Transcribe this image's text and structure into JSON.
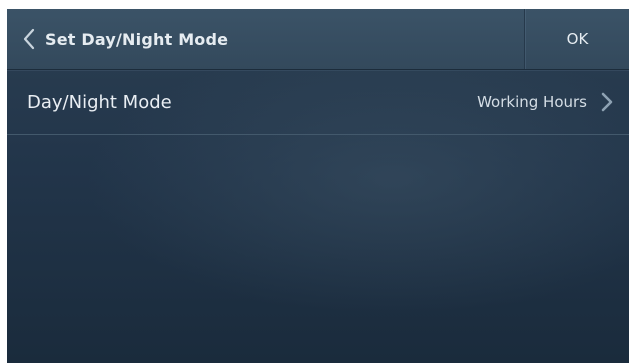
{
  "header": {
    "back_icon": "chevron-left-icon",
    "title": "Set Day/Night Mode",
    "ok_label": "OK"
  },
  "rows": [
    {
      "label": "Day/Night Mode",
      "value": "Working Hours",
      "icon": "chevron-right-icon"
    }
  ],
  "colors": {
    "background": "#22354a",
    "header": "#3b5367",
    "text": "#e6ecf1",
    "chevron": "#8ea2b3"
  }
}
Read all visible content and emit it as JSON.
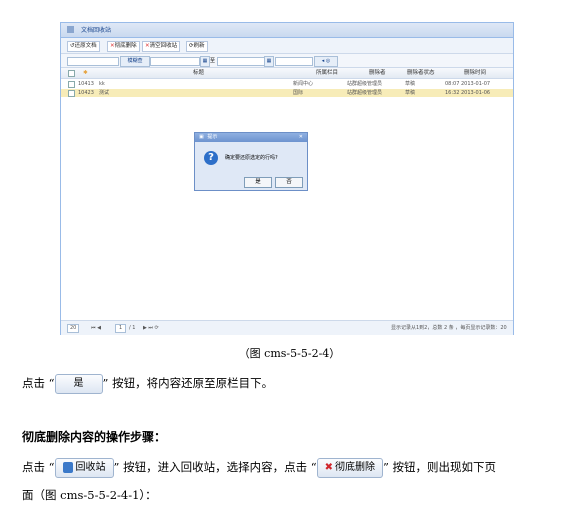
{
  "window": {
    "title": "文档回收站",
    "toolbar": {
      "restore": "还原文档",
      "delete": "彻底删除",
      "empty": "清空回收站",
      "refresh": "刷新"
    },
    "filter": {
      "search_btn": "模糊查",
      "to_label": "至"
    },
    "table": {
      "headers": [
        "标题",
        "所属栏目",
        "删除者",
        "删除者状态",
        "删除时间"
      ],
      "rows": [
        {
          "id": "10413",
          "title": "kk",
          "channel": "新闻中心",
          "deleter": "站群超级管理员",
          "status": "草稿",
          "time": "08:07 2013-01-07",
          "selected": false
        },
        {
          "id": "10423",
          "title": "测试",
          "channel": "国际",
          "deleter": "站群超级管理员",
          "status": "草稿",
          "time": "16:32 2013-01-06",
          "selected": true
        }
      ]
    },
    "pager": {
      "page_size": "20",
      "page": "1",
      "pages": "/ 1",
      "info": "显示记录从1到2，总数 2 条 ，每页显示记录数：20"
    },
    "dialog": {
      "title": "提示",
      "message": "确定要还原选定的行吗?",
      "yes": "是",
      "no": "否"
    }
  },
  "doc": {
    "caption": "（图 cms-5-5-2-4）",
    "line1_pre": "点击 “",
    "line1_btn": "是",
    "line1_post": "” 按钮，将内容还原至原栏目下。",
    "heading": "彻底删除内容的操作步骤：",
    "line2_pre": "点击 “",
    "line2_btn1": "回收站",
    "line2_mid": "” 按钮，进入回收站，选择内容，点击 “",
    "line2_btn2": "彻底删除",
    "line2_post": "” 按钮，则出现如下页",
    "line3": "面（图 cms-5-5-2-4-1）："
  }
}
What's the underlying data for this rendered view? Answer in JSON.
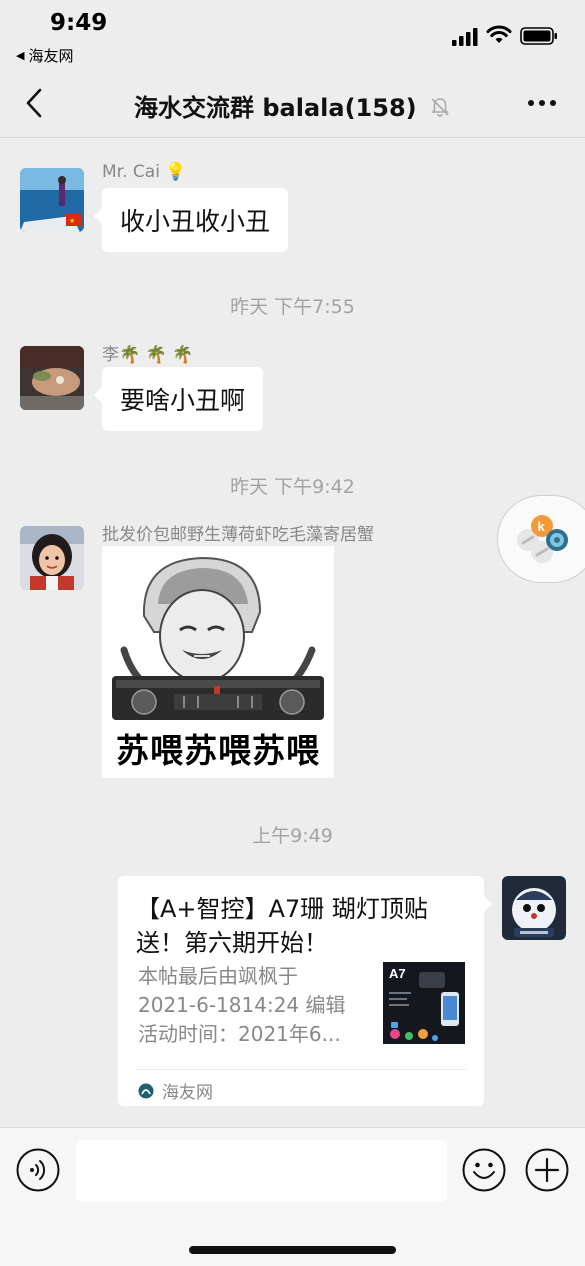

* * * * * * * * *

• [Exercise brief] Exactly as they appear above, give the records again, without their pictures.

• [Exercise answer]
Transcribe this image's text and structure into JSON.
{
  "header": {
    "back_icon": "chevron-left-icon",
    "title": "Set Day/Night Mode",
    "ok_label": "OK"
  },
  "rows": [
    {
      "label": "Day/Night Mode",
      "value": "Working Hours",
      "icon": "chevron-right-icon"
    }
  ],
  "colors": {
    "background": "#22354a",
    "header": "#3b5367",
    "text": "#e6ecf1",
    "chevron": "#8ea2b3"
  }
}
Read all visible content and emit it as JSON.
{
  "window": {
    "title": "文档回收站",
    "toolbar": {
      "restore": "还原文档",
      "delete": "彻底删除",
      "empty": "清空回收站",
      "refresh": "刷新"
    },
    "filter": {
      "search_btn": "模糊查",
      "to_label": "至"
    },
    "table": {
      "headers": [
        "标题",
        "所属栏目",
        "删除者",
        "删除者状态",
        "删除时间"
      ],
      "rows": [
        {
          "id": "10413",
          "title": "kk",
          "channel": "新闻中心",
          "deleter": "站群超级管理员",
          "status": "草稿",
          "time": "08:07 2013-01-07",
          "selected": false
        },
        {
          "id": "10423",
          "title": "测试",
          "channel": "国际",
          "deleter": "站群超级管理员",
          "status": "草稿",
          "time": "16:32 2013-01-06",
          "selected": true
        }
      ]
    },
    "pager": {
      "page_size": "20",
      "page": "1",
      "pages": "/ 1",
      "info": "显示记录从1到2，总数 2 条 ，每页显示记录数：20"
    },
    "dialog": {
      "title": "提示",
      "message": "确定要还原选定的行吗?",
      "yes": "是",
      "no": "否"
    }
  },
  "doc": {
    "caption": "（图 cms-5-5-2-4）",
    "line1_pre": "点击 “",
    "line1_btn": "是",
    "line1_post": "” 按钮，将内容还原至原栏目下。",
    "heading": "彻底删除内容的操作步骤：",
    "line2_pre": "点击 “",
    "line2_btn1": "回收站",
    "line2_mid": "” 按钮，进入回收站，选择内容，点击 “",
    "line2_btn2": "彻底删除",
    "line2_post": "” 按钮，则出现如下页",
    "line3": "面（图 cms-5-5-2-4-1）："
  }
}
What's the underlying data for this rendered view? Answer in JSON.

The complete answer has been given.